━━━ MATERIAL FOR THE TASK
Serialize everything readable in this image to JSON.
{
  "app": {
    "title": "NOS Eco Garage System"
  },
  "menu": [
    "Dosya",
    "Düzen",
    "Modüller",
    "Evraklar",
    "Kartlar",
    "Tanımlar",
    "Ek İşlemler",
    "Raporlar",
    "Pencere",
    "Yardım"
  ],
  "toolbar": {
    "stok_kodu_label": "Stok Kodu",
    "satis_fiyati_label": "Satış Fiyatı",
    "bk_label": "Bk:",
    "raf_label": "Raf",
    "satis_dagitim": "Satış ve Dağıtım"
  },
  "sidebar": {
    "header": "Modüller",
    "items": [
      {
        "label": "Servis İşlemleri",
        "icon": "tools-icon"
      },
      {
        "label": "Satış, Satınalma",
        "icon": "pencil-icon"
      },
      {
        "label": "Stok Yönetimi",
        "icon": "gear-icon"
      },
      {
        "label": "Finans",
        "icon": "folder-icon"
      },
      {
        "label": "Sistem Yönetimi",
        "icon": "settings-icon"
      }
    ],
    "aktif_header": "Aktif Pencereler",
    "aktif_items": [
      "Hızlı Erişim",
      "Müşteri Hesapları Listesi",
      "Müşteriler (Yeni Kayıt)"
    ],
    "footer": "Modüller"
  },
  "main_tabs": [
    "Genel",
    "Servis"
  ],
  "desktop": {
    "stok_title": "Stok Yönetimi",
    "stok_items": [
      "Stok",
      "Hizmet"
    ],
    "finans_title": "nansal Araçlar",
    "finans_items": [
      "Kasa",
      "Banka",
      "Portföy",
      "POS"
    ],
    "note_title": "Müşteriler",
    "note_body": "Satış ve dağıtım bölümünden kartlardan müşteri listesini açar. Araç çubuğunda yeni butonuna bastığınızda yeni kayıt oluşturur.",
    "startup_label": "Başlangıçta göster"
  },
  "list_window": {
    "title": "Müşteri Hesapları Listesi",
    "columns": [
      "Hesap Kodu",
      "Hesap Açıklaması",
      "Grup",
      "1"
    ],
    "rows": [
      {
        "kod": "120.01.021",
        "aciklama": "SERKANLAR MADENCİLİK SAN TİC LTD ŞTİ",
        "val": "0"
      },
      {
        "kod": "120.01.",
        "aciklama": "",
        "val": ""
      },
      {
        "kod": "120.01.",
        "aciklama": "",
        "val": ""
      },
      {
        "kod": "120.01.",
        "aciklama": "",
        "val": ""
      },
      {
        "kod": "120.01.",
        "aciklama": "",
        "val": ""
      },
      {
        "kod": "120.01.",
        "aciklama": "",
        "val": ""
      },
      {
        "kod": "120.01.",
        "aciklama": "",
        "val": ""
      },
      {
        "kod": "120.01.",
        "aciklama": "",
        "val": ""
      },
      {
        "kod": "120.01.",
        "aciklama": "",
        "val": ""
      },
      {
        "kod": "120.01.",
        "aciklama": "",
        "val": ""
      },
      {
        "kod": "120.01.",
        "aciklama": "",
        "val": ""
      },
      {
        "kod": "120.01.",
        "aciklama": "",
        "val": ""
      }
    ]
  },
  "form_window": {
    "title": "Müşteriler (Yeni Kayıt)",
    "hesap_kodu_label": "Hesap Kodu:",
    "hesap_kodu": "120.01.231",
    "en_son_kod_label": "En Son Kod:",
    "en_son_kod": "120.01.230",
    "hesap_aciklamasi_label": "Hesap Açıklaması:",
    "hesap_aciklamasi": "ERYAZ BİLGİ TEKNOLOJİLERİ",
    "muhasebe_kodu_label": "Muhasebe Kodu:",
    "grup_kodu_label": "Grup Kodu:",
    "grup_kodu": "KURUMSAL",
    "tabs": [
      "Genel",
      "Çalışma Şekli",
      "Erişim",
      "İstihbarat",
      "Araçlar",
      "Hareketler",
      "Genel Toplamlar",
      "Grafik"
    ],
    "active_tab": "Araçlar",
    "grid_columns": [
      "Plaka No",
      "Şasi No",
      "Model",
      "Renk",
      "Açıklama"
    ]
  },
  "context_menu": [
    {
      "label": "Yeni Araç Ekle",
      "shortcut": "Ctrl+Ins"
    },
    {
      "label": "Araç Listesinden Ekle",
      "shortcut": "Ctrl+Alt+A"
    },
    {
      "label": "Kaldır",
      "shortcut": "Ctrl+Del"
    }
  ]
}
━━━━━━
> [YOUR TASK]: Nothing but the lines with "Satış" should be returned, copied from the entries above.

> [ANSWER TO THE PROBLEM]:
    "satis_fiyati_label": "Satış Fiyatı",
    "satis_dagitim": "Satış ve Dağıtım"
        "label": "Satış, Satınalma",
    "note_body": "Satış ve dağıtım bölümünden kartlardan müşteri listesini açar. Araç çubuğunda yeni butonuna bastığınızda yeni kayıt oluşturur.",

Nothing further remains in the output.